Over the past few months, I’ve done as much as I can to improve a particular aspect of my percussion abilities: drum set. While furiously writing my doctoral document, I was also doing my best to perfect basic drum set grooves. It had been the first time since high school I had lessons solely devoted to the drum set. Looking back, I will be the first to admit that drum set was largely overlooked throughout my musical studies. However, now that I’m done with school, I find myself playing more drum set gigs than marimba gigs! I’ve had some time to reflect on my drum set journey. For the most part, I want to answer why such a vital percussion skill was left out of my life
There’s only so many resources and only so much time.
As I’ve told many aspiring educators, drum set is a tough instrument to teach. There’s usually only one set in the band room and there’s always a decent sized percussion section. Also, much of the drum set repertoire is limited to jazz band, which is an extracurricular activity for many band programs. In my high school jazz band, I was assigned piano and vibraphone. My percussion peers, who weren’t as comfortable on tonal instruments, were assigned drum set. While I understand this was a logical compromise, it was detrimental. By pigeon-holing me and my percussion peers into certain roles, we were not given the opportunity to improve on weaker aspects of our playing.
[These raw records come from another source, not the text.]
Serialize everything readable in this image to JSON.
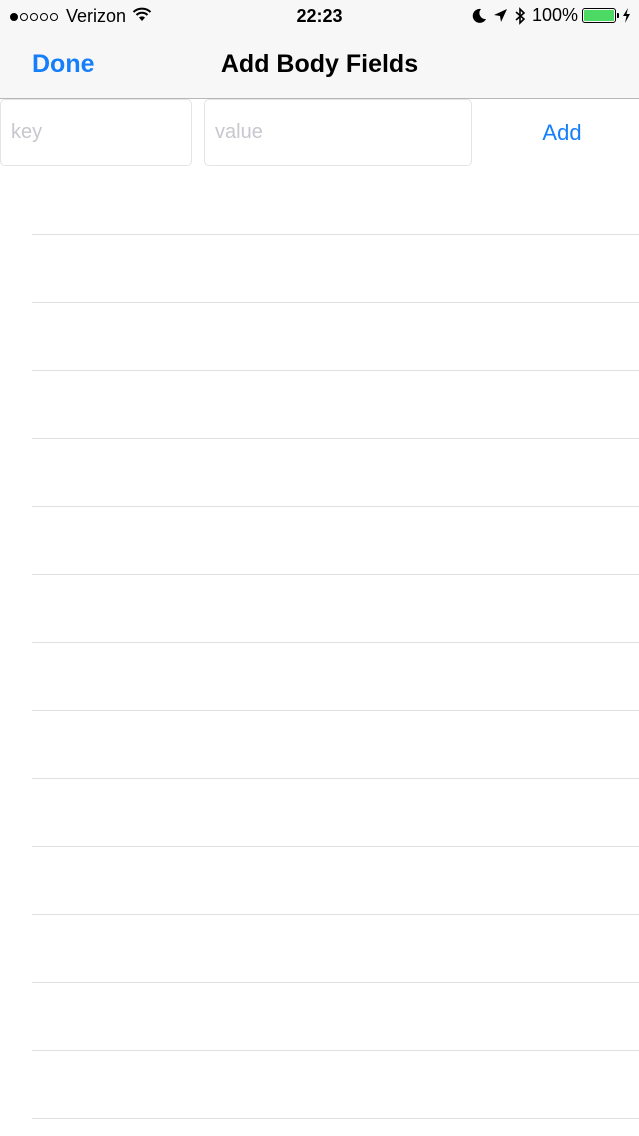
{
  "status_bar": {
    "carrier": "Verizon",
    "time": "22:23",
    "battery_percent": "100%",
    "signal_bars": 1,
    "signal_total": 5,
    "icons": [
      "wifi-icon",
      "moon-icon",
      "location-arrow-icon",
      "bluetooth-icon",
      "battery-icon",
      "charging-bolt-icon"
    ]
  },
  "nav": {
    "title": "Add Body Fields",
    "done_label": "Done"
  },
  "form": {
    "key_placeholder": "key",
    "value_placeholder": "value",
    "add_label": "Add"
  },
  "table": {
    "row_count": 14
  },
  "colors": {
    "accent": "#157efb",
    "battery": "#4cd964",
    "nav_background": "#f7f7f7",
    "separator": "#e0e0e0"
  }
}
For those who teach or take private lessons, there’s only so much time to go over everything in the music folder. When I was a youngster, I remember always having All State audition music, honor band parts, and pieces for the next concerto competition. I was pressured by family and teachers to pursue these events. It’s difficult to cover all that in just a 30-60 minute lesson, let alone make time for drum set.
Drum set may or may not be a part of the typical percussion degree.
Depending on the degree, drum set lessons may or may not be covered in the percussion degree. For me, it was not at all a major part of my undergraduate studies and was only a part of my graduate studies because I took the initiative to get the extra lessons. Unfortunately drum set was hard to fit in because I was expected to focus on my skills in orchestral percussion, chamber music, and solo repertoire during my degrees in percussion performance. Like in high school, there just wasn’t enough time to add drum set to the mix. If anything, I remember a certain snobbery towards drum set. Drummers studied in the jazz department, and percussionists studied in the percussion department.
Myself and other factors
While there are many factors that prevented me from studying drum set, the biggest mental block was myself. As I grew older, my head started filling with thoughts that prevented me from learning a new skill:
- I’m a better mallet player so I should just stick to that.
- The guys always play drum set. They’re better than me, anyways.
- I haven’t been taking lessons, so I probably shouldn’t try it on my own.
- I’ve got to learn this marimba solo, this snare drum excerpt, and this timpani etude. There’s isn’t enough time to learn drum set.
- I’m too embarrassed that someone will hear me practice on the school drum set.
As I look back, most of these claims were just excuses. I was afraid. I was afraid to step up and get on the drum set. I was afraid to admit that I had a weakness. I was afraid to ask for lessons. I was afraid to fight my instrument assignments. At the same time, there were people who didn’t take me seriously when I asked for lessons. There were even some who made fun of me for not “really” knowing how to play drum set. It was frustrating and severely isolating. Having these fears and doubts made me feel less valid as a percussionist and a musician. So I avoided drum set for a long time.
What these experiences have taught me, thus far.
Fortunately, not every student will face these same hurdles, but I have noticed similarities throughout my time teaching. As a percussion teacher, I’m doing my best to implement the lessons I’ve learned into how I teach my students.
Be sure that your percussionists have a well-rounded education and set of experiences.
There comes a time where you should rely on your percussionists’ strengths. But you should also recognize the importance of providing a well-rounded education. Learning to play popular music on drum set is just as valuable to a percussionist’s education as preparing for an All-State audition.
Recognize a student’s workload and balance that with their goals.
As I’ve been teaching, I’ve noticed the pressures placed on my students. There is school work, auditions, and competitions. As a teacher, please assess a student’s workload. If your student had started lessons wanting to incorporate drum set but can’t find the time, perhaps help them reevaluate what they truly want to accomplish. If your percussionist wants to major in music, be sure that they have at least a good foundation, including drum set. If learning to play the drum tab to a favorite rock tune can be a way to de-stress, be sure the end of lessons include this instruction. If a student wants to have two separate weekly lessons, one on drum set and another for other percussion instruments, see if this is a possibility in their schedule.
Drum set is important in a percussionist’s career.
Although it is important to prepare for a solo recital, play orchestral percussion, and put together chamber groups, drum set is probably going to be the most marketable gig during and after college. Thus, don’t limit your skills, and don’t miss the opportunity to learn this instrument.
Don’t be afraid to learn.
I want my students to have a solid foundation in their percussive studies. But most importantly, I want my students to have the confidence to try something new. Perhaps the biggest lesson I have personally learned from drum set is to not fear vulnerability. I recognized that I’ve been wanting to study drum set. And I’ve learned to be okay with the late start. After all, music is a life-long learning experience. Because of my experiences, I now have the foresight to help my students be fearless and to steer them in a positive direction.